The original bundle was very successful, the bundled payment essentially remaining unchanged for ~30 years, despite inflation; however, innovations occurred, particularly with medications, and these cost a lot of money. Recognizing this, Congress directed the secretary of HHS to explore an expanded bundle that would include, among other things, these costly medications. Dr. Rubin was a co-chair of the committee investigating an expanded bundle from 2005-2008, helping to promote a system that would meet the 4 major principles described above. This was not without controversy, and further cost-containing measures were also mandated by Congress, but, to date, the initial years of the expanded bundle have been fairly successful.

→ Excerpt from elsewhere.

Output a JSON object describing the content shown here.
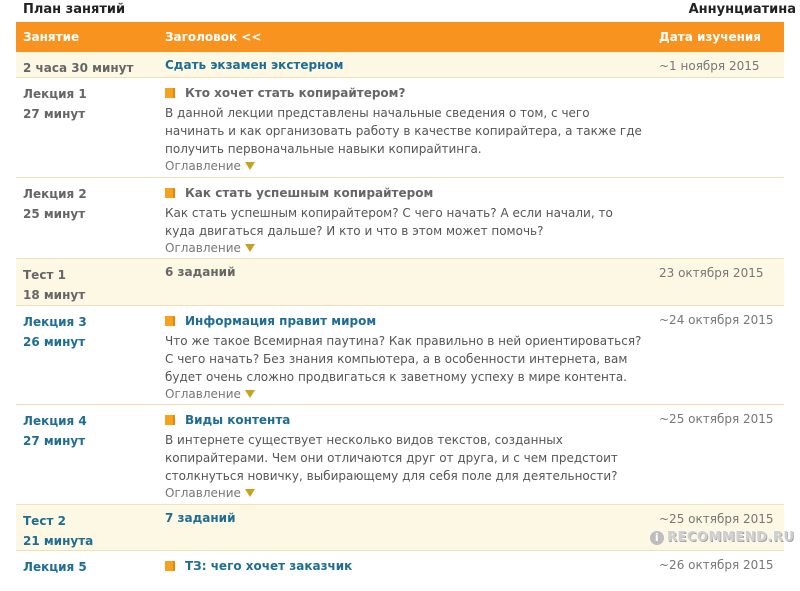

Per Dr. Rubin, substantial challenges remain. These include the expanded bundle still remaining relatively limited, addressing only Medicare Part B costs; dialysis-specific ACOs, called ESCOs, are being piloted to explore whether a broader bundle can be successful. Additionally, bundled systems leave little room for implementing expensive innovations in health care, particularly those that are associated with a benefit several years down the road; how CMS will design systems to account for new treatments is an important unanswered question. Finally, Dr. Rubin notes concerns with the current state of affairs in Washington, stating that “the spirit of working together to solve our nation’s problems appears to be missing in action.” He eloquently describes his experience on the inside and how negotiations and compromise occurred without the public vitriol that seems to be pervasive today. In fact, per his report, bipartisan compromise and personal relationships among lawmakers were the critical elements in passing the 1983 prospective payment system, which laid the groundwork for dialysis care for the next 30 years and beyond.
Finally, Dr. Rubin asks us, as members of the nephrology community, to consider how Washington views us – and it is likely far more homogenously than we see ourselves. They see the most expensive portion of the most expensive part of government, Medicare, and a dialysis industry where 2 large companies are quite profitable. They see prior success in cost containment, and potentially view dialysis as low hanging fruit when it comes to budget cuts. They see reasonable well compensated medical specialists. Clearly this is a generalization, but there is also truth in these impressions. Given these, Dr. Rubin ends by reminding us, as kidney disease professionals, that all of us need to let Washington know what truly matters to us and promote our field as one that does tremendous good. A key part of (re)energizing nephrology includes understanding and shaping the policies that allow us to do the best for our patients and demonstrate to the next generation of doctors that nephrology is a field where you can make a difference.
Daniel E. Weiner, MD, MS
AJKD Deputy Editor